- Prompt
Search the entries for lines that contain the word "title", and report each one found.
[[ Records to process open ]]
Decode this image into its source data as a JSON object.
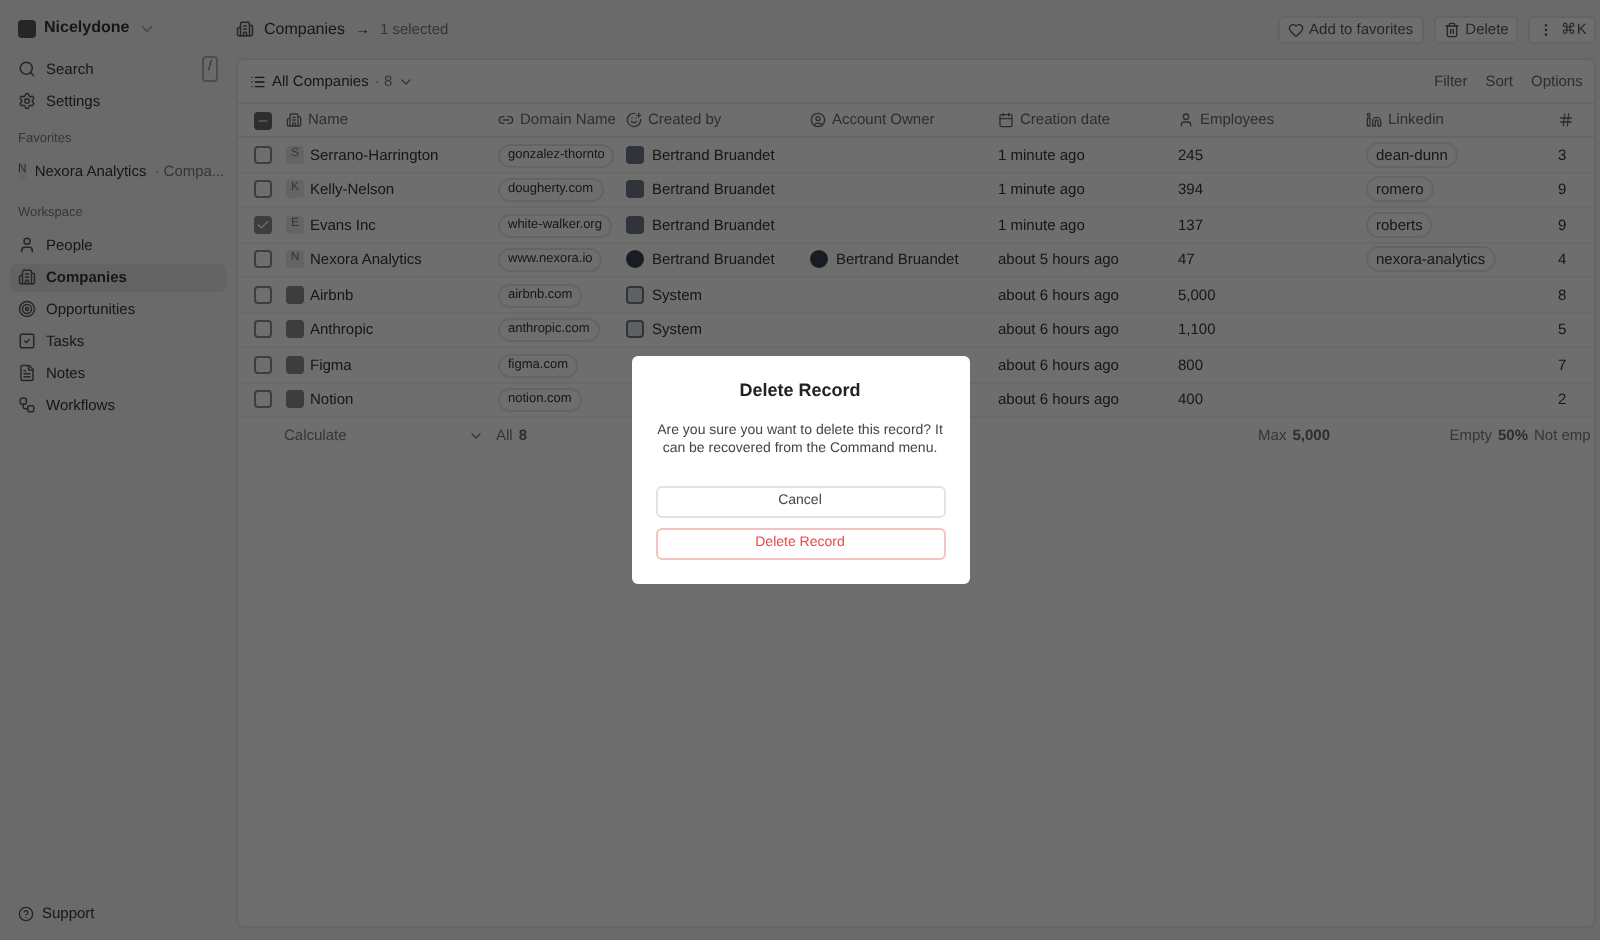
{
  "sidebar": {
    "workspace": "Nicelydone",
    "top_items": [
      {
        "label": "Search",
        "shortcut": "/"
      },
      {
        "label": "Settings"
      }
    ],
    "favorites": {
      "heading": "Favorites",
      "items": [
        {
          "label": "Nexora Analytics",
          "suffix": "· Compa...",
          "letter": "N"
        }
      ]
    },
    "workspace_section": {
      "heading": "Workspace",
      "items": [
        {
          "label": "People",
          "selected": false
        },
        {
          "label": "Companies",
          "selected": true
        },
        {
          "label": "Opportunities",
          "selected": false
        },
        {
          "label": "Tasks",
          "selected": false
        },
        {
          "label": "Notes",
          "selected": false
        },
        {
          "label": "Workflows",
          "selected": false
        }
      ]
    },
    "support": "Support"
  },
  "header": {
    "title": "Companies",
    "arrow": "→",
    "selection": "1 selected",
    "buttons": [
      "Add to favorites",
      "Delete",
      "⌘K"
    ]
  },
  "view": {
    "name": "All Companies",
    "count": "· 8",
    "actions": [
      "Filter",
      "Sort",
      "Options"
    ]
  },
  "table": {
    "select_all_indeterminate": true,
    "columns": [
      "Name",
      "Domain Name",
      "Created by",
      "Account Owner",
      "Creation date",
      "Employees",
      "Linkedin"
    ],
    "rows": [
      {
        "checked": false,
        "logo": "S",
        "name": "Serrano-Harrington",
        "domain": "gonzalez-thornto",
        "created_by": "Bertrand Bruandet",
        "kind": "person",
        "created": "1 minute ago",
        "employees": "245",
        "linkedin": "dean-dunn",
        "column_9": "3"
      },
      {
        "checked": false,
        "logo": "K",
        "name": "Kelly-Nelson",
        "domain": "dougherty.com",
        "created_by": "Bertrand Bruandet",
        "kind": "person",
        "created": "1 minute ago",
        "employees": "394",
        "linkedin": "romero",
        "column_9": "9"
      },
      {
        "checked": true,
        "logo": "E",
        "name": "Evans Inc",
        "domain": "white-walker.org",
        "created_by": "Bertrand Bruandet",
        "kind": "person",
        "created": "1 minute ago",
        "employees": "137",
        "linkedin": "roberts",
        "column_9": "9"
      },
      {
        "checked": false,
        "logo": "N",
        "name": "Nexora Analytics",
        "domain": "www.nexora.io",
        "created_by": "Bertrand Bruandet",
        "kind": "avatar",
        "account_owner": "Bertrand Bruandet",
        "created": "about 5 hours ago",
        "employees": "47",
        "linkedin": "nexora-analytics",
        "column_9": "4"
      },
      {
        "checked": false,
        "logo": "",
        "name": "Airbnb",
        "domain": "airbnb.com",
        "created_by": "System",
        "kind": "system",
        "created": "about 6 hours ago",
        "employees": "5,000",
        "column_9": "8"
      },
      {
        "checked": false,
        "logo": "",
        "name": "Anthropic",
        "domain": "anthropic.com",
        "created_by": "System",
        "kind": "system",
        "created": "about 6 hours ago",
        "employees": "1,100",
        "column_9": "5"
      },
      {
        "checked": false,
        "logo": "",
        "name": "Figma",
        "domain": "figma.com",
        "created": "about 6 hours ago",
        "employees": "800",
        "column_9": "7"
      },
      {
        "checked": false,
        "logo": "",
        "name": "Notion",
        "domain": "notion.com",
        "created": "about 6 hours ago",
        "employees": "400",
        "column_9": "2"
      }
    ],
    "footer": {
      "calculate": "Calculate",
      "all_label": "All",
      "all_value": "8",
      "max_label": "Max",
      "max_value": "5,000",
      "empty_label": "Empty",
      "empty_value": "50%",
      "last": "Not emp"
    }
  },
  "dialog": {
    "title": "Delete Record",
    "message": "Are you sure you want to delete this record? It can be recovered from the Command menu.",
    "buttons": [
      {
        "label": "Cancel",
        "kind": "neutral"
      },
      {
        "label": "Delete Record",
        "kind": "danger"
      }
    ]
  }
}
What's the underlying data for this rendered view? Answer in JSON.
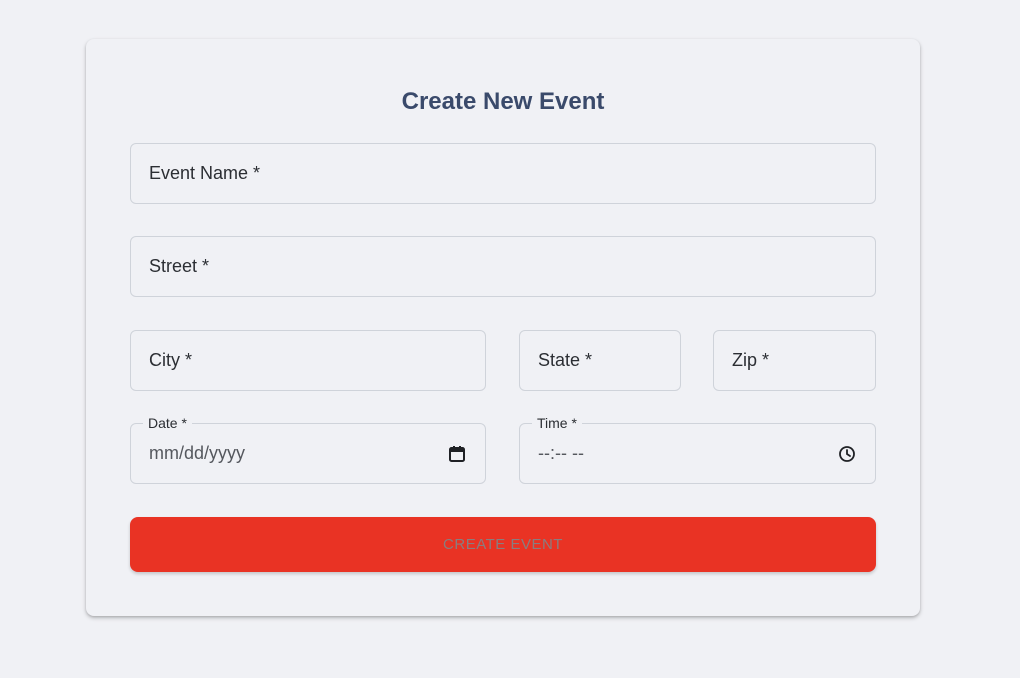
{
  "form": {
    "title": "Create New Event",
    "event_name_label": "Event Name *",
    "street_label": "Street *",
    "city_label": "City *",
    "state_label": "State *",
    "zip_label": "Zip *",
    "date_label": "Date *",
    "date_placeholder": "mm/dd/yyyy",
    "time_label": "Time *",
    "time_placeholder": "--:-- --",
    "submit_label": "CREATE EVENT"
  },
  "icons": {
    "date": "calendar-icon",
    "time": "clock-icon"
  },
  "colors": {
    "title": "#3a4a6b",
    "button": "#e93324",
    "background": "#f0f1f5"
  }
}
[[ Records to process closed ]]
- Written solution
    "title": "Companies",
    "title": "Delete Record",
    "title": "Create New Event",
    "title": "#3a4a6b",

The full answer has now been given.